When women have access to family planning, everyone benefits. Women and children are healthier. Families and communities can invest more in education and health care. And poverty is reduced.
Family planning has the power to save lives, yet 214 million women in the developing world who don’t want to be pregnant aren’t using modern contraception. They may lack access to contraceptive options, may face family or community opposition to family planning, or may be concerned about potential or real side effects.
For 60 years, the Population Council has been changing the way the world thinks about voluntary family planning. Today, there is renewed global support for high-quality programs that provide information, services, and contraceptive supplies—and the Council plays an important role in expanding access to these programs.
We help design the most effective voluntary family planning services worldwide.
For example, the Council is leading a five-country, six-year research consortium to generate policy-relevant evidence that improves access to family planning in Bangladesh, Ghana, India, Kenya, and Senegal. And the Council has recently been awarded USAID’s flagship program, called EVIDENCE, to undertake implementation research for strengthening family planning programs throughout sub-Saharan Africa and South Asia.
We develop, test, and introduce new contraceptive options.
The Council developed and introduced three of the world’s most effective and popular contraceptive methods: the copper T IUD; the Norplant® and Jadelle® implants; and the LNG-IUS. The Council is currently in the final stages of developing a one-year contraceptive vaginal ring that will provide, for the first time, a woman-controlled long-acting reversible contraceptive.

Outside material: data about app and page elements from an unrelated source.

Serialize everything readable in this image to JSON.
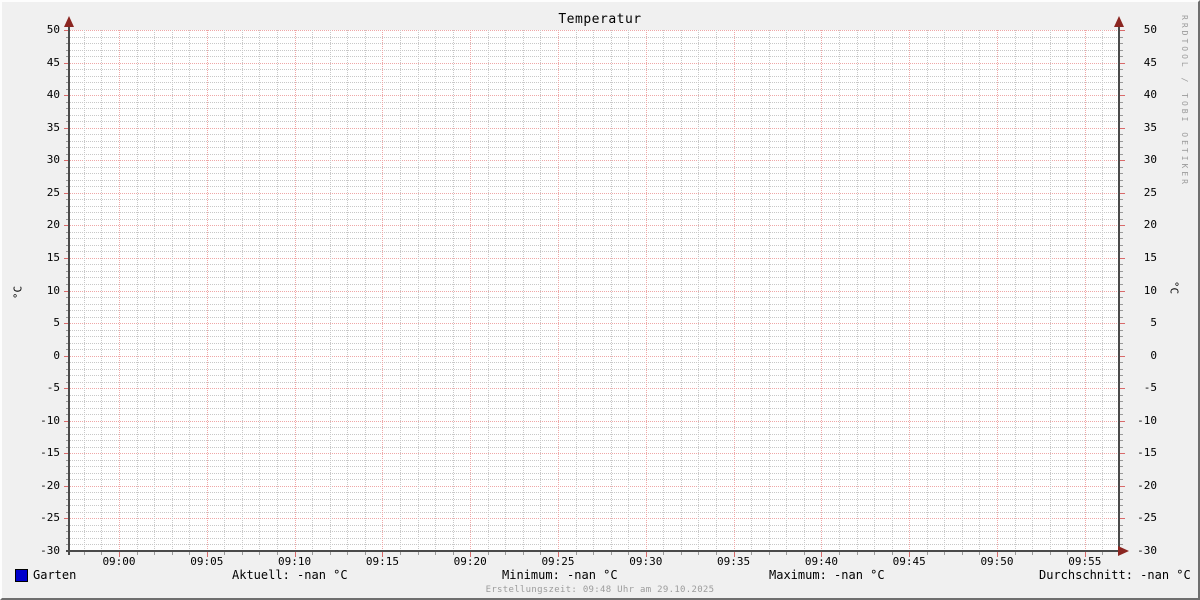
{
  "window": {
    "title": "Temperatur"
  },
  "watermark": "RRDTOOL / TOBI OETIKER",
  "footer": {
    "created": "Erstellungszeit: 09:48 Uhr am 29.10.2025"
  },
  "legend": {
    "series_label": "Garten",
    "stats": [
      "Aktuell: -nan °C",
      "Minimum: -nan °C",
      "Maximum: -nan °C",
      "Durchschnitt: -nan °C"
    ]
  },
  "chart_data": {
    "type": "line",
    "title": "Temperatur",
    "xlabel": "",
    "ylabel": "°C",
    "ylabel_right": "°C",
    "ylim": [
      -30,
      50
    ],
    "y_tick_step": 5,
    "y_minor_step": 1,
    "x_minor_step_minutes": 1,
    "x_ticks": [
      "09:00",
      "09:05",
      "09:10",
      "09:15",
      "09:20",
      "09:25",
      "09:30",
      "09:35",
      "09:40",
      "09:45",
      "09:50",
      "09:55"
    ],
    "y_ticks": [
      "50",
      "45",
      "40",
      "35",
      "30",
      "25",
      "20",
      "15",
      "10",
      "5",
      "0",
      "-5",
      "-10",
      "-15",
      "-20",
      "-25",
      "-30"
    ],
    "series": [
      {
        "name": "Garten",
        "color": "#0000cc",
        "values": []
      }
    ],
    "stats": {
      "aktuell": "-nan °C",
      "minimum": "-nan °C",
      "maximum": "-nan °C",
      "durchschnitt": "-nan °C"
    },
    "grid": {
      "major_color": "#efa7a7",
      "minor_color": "#c8c8c8",
      "grid_on": true
    },
    "axis_color": "#4a4a4a",
    "arrow_color": "#8b2621",
    "legend_position": "bottom"
  }
}
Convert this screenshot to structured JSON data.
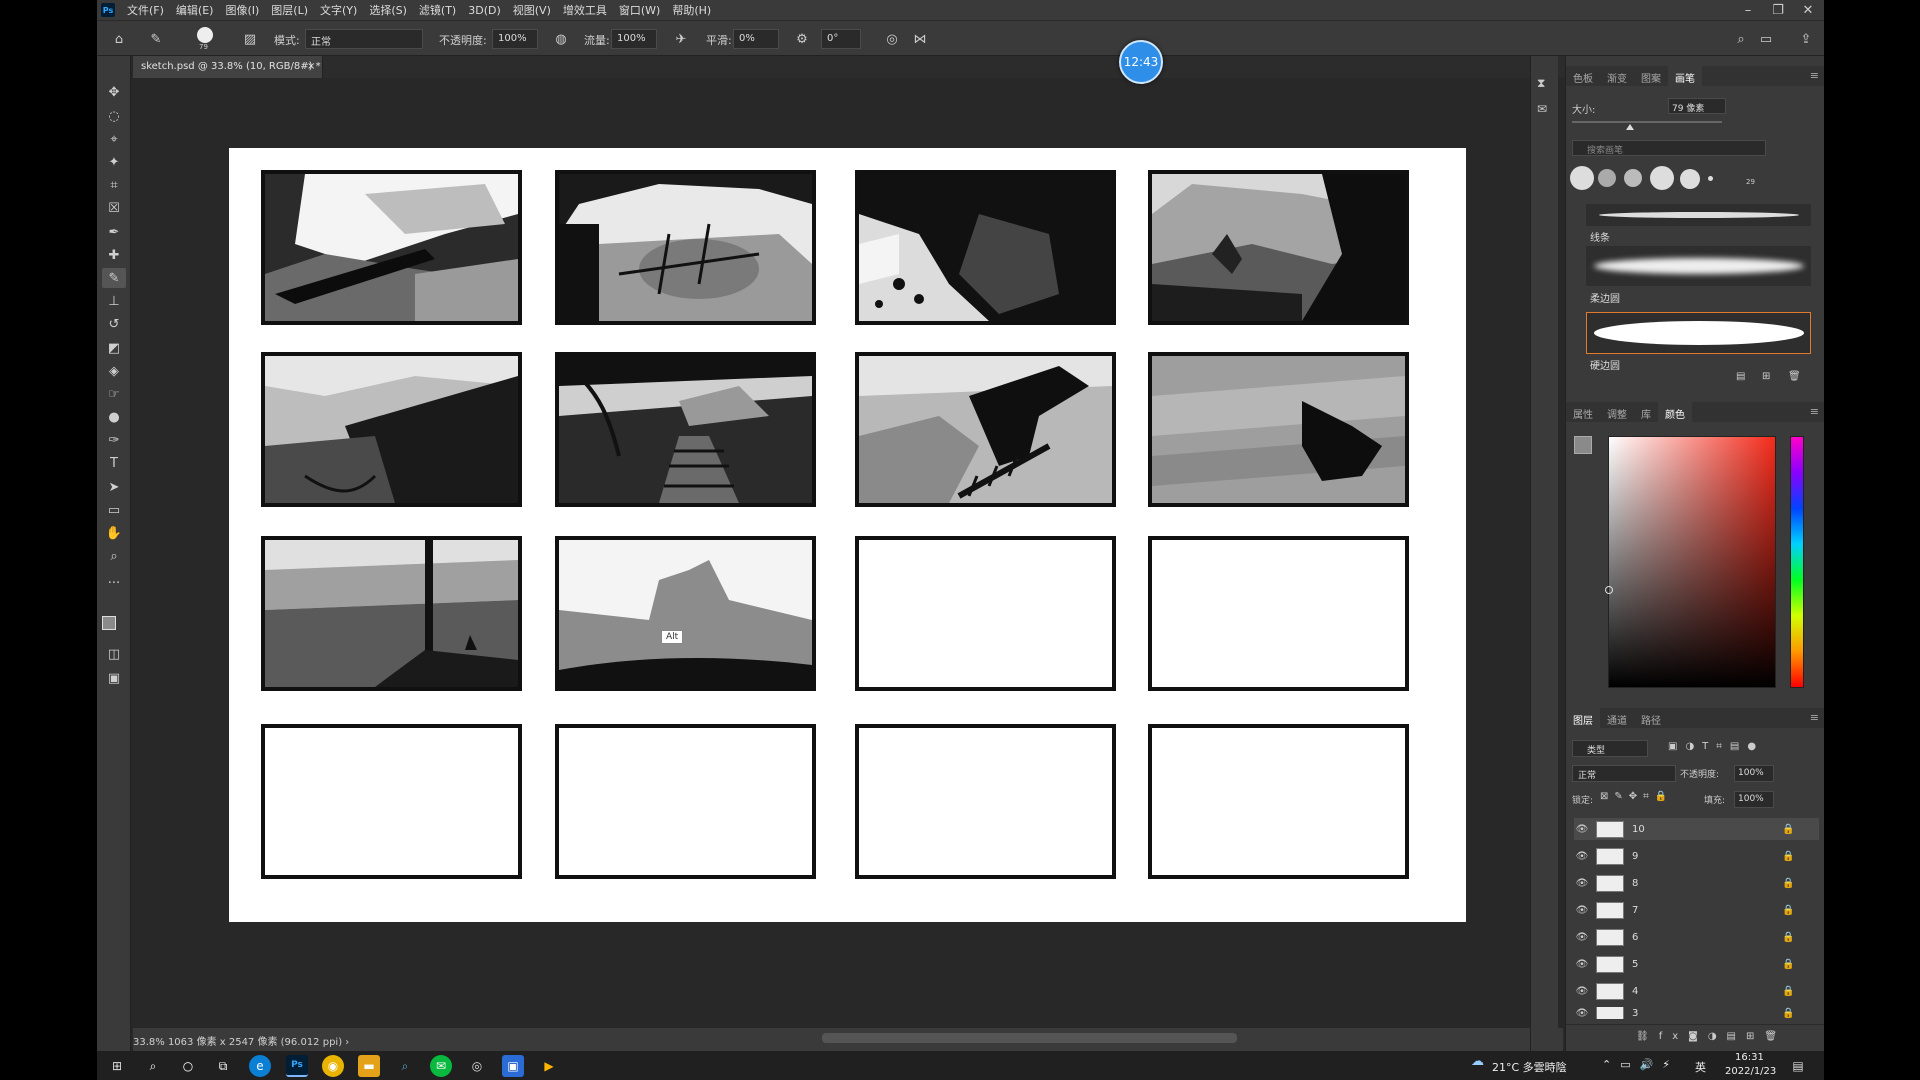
{
  "menu": {
    "logo": "Ps",
    "items": [
      "文件(F)",
      "编辑(E)",
      "图像(I)",
      "图层(L)",
      "文字(Y)",
      "选择(S)",
      "滤镜(T)",
      "3D(D)",
      "视图(V)",
      "增效工具",
      "窗口(W)",
      "帮助(H)"
    ]
  },
  "options": {
    "brush_size": "79",
    "mode_label": "模式:",
    "mode_value": "正常",
    "opacity_label": "不透明度:",
    "opacity_value": "100%",
    "flow_label": "流量:",
    "flow_value": "100%",
    "smooth_label": "平滑:",
    "smooth_value": "0%",
    "angle_value": "0°"
  },
  "timer": "12:43",
  "document": {
    "tab_title": "sketch.psd @ 33.8% (10, RGB/8#) *",
    "close": "×",
    "status": "33.8%  1063 像素 x 2547 像素 (96.012 ppi)  ›",
    "alt_tooltip": "Alt"
  },
  "brushes_panel": {
    "tabs": [
      "色板",
      "渐变",
      "图案",
      "画笔"
    ],
    "active_tab": "画笔",
    "size_label": "大小:",
    "size_value": "79 像素",
    "search_placeholder": "搜索画笔",
    "preset_size": "29",
    "brushes": [
      "线条",
      "柔边圆",
      "硬边圆"
    ]
  },
  "color_panel": {
    "tabs": [
      "属性",
      "调整",
      "库",
      "颜色"
    ],
    "active_tab": "颜色"
  },
  "layers_panel": {
    "tabs": [
      "图层",
      "通道",
      "路径"
    ],
    "active_tab": "图层",
    "filter_label": "类型",
    "blend_mode": "正常",
    "opacity_label": "不透明度:",
    "opacity_value": "100%",
    "lock_label": "锁定:",
    "fill_label": "填充:",
    "fill_value": "100%",
    "layers": [
      {
        "name": "10",
        "selected": true
      },
      {
        "name": "9",
        "selected": false
      },
      {
        "name": "8",
        "selected": false
      },
      {
        "name": "7",
        "selected": false
      },
      {
        "name": "6",
        "selected": false
      },
      {
        "name": "5",
        "selected": false
      },
      {
        "name": "4",
        "selected": false
      },
      {
        "name": "3",
        "selected": false
      }
    ]
  },
  "taskbar": {
    "weather": "21°C 多雲時陰",
    "ime": "英",
    "time": "16:31",
    "date": "2022/1/23"
  },
  "colors": {
    "accent": "#2f8ee8",
    "brush_selected": "#e07b2e",
    "ui_bg": "#3a3a3a"
  }
}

Our researchers are also evaluating the acceptability of the progesterone vaginal ring, another Council-developed, user-controlled contraceptive for lactating women, and exploring how best to introduce this new technology in key countries in Africa.
We work with partners around the world to advance the goal of universal access to reproductive health services.
The Council leads and participates in working groups, commissions, and coalitions—such as the Reproductive Health Supplies Coalition’s Market Development Approaches Working Group, the UN Commission on Lifesaving Commodities for Women and Children, and FP2020. The Council also collaborates with WHO’s Department of Reproductive Health and Research and the United Nations Population Fund (UNFPA). These partnerships are improving the delivery of family planning information, contraceptives, and reproductive health services.